__Instructions for the task__: Without omission or alteration, write out all of the data.

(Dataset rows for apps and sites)
+---+
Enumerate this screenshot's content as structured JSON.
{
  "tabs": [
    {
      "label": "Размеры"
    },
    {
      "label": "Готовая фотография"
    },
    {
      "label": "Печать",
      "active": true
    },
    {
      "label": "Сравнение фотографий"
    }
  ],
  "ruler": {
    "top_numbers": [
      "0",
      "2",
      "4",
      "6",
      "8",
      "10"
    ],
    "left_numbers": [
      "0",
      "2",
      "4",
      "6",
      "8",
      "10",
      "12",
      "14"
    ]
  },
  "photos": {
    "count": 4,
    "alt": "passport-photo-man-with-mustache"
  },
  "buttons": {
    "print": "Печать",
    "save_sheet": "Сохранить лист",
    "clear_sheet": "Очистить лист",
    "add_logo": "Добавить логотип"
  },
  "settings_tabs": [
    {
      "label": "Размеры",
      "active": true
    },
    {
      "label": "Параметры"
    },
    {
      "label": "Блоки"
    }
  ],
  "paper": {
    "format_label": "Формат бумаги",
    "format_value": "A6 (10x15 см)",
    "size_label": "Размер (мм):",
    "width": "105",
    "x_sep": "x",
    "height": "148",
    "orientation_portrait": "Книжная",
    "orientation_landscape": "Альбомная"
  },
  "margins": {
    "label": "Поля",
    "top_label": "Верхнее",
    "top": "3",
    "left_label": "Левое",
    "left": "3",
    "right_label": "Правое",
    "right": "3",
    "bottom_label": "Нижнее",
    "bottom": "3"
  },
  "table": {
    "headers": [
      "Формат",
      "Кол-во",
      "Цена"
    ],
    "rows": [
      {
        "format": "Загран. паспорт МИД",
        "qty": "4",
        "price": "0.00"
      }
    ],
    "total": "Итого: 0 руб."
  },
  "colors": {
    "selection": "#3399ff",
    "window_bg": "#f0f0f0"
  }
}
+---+
__Completed task__:
Enumerate this screenshot's content as structured JSON.
{
  "tabs": [
    {
      "label": "Размеры"
    },
    {
      "label": "Готовая фотография"
    },
    {
      "label": "Печать",
      "active": true
    },
    {
      "label": "Сравнение фотографий"
    }
  ],
  "ruler": {
    "top_numbers": [
      "0",
      "2",
      "4",
      "6",
      "8",
      "10"
    ],
    "left_numbers": [
      "0",
      "2",
      "4",
      "6",
      "8",
      "10",
      "12",
      "14"
    ]
  },
  "photos": {
    "count": 4,
    "alt": "passport-photo-man-with-mustache"
  },
  "buttons": {
    "print": "Печать",
    "save_sheet": "Сохранить лист",
    "clear_sheet": "Очистить лист",
    "add_logo": "Добавить логотип"
  },
  "settings_tabs": [
    {
      "label": "Размеры",
      "active": true
    },
    {
      "label": "Параметры"
    },
    {
      "label": "Блоки"
    }
  ],
  "paper": {
    "format_label": "Формат бумаги",
    "format_value": "A6 (10x15 см)",
    "size_label": "Размер (мм):",
    "width": "105",
    "x_sep": "x",
    "height": "148",
    "orientation_portrait": "Книжная",
    "orientation_landscape": "Альбомная"
  },
  "margins": {
    "label": "Поля",
    "top_label": "Верхнее",
    "top": "3",
    "left_label": "Левое",
    "left": "3",
    "right_label": "Правое",
    "right": "3",
    "bottom_label": "Нижнее",
    "bottom": "3"
  },
  "table": {
    "headers": [
      "Формат",
      "Кол-во",
      "Цена"
    ],
    "rows": [
      {
        "format": "Загран. паспорт МИД",
        "qty": "4",
        "price": "0.00"
      }
    ],
    "total": "Итого: 0 руб."
  },
  "colors": {
    "selection": "#3399ff",
    "window_bg": "#f0f0f0"
  }
}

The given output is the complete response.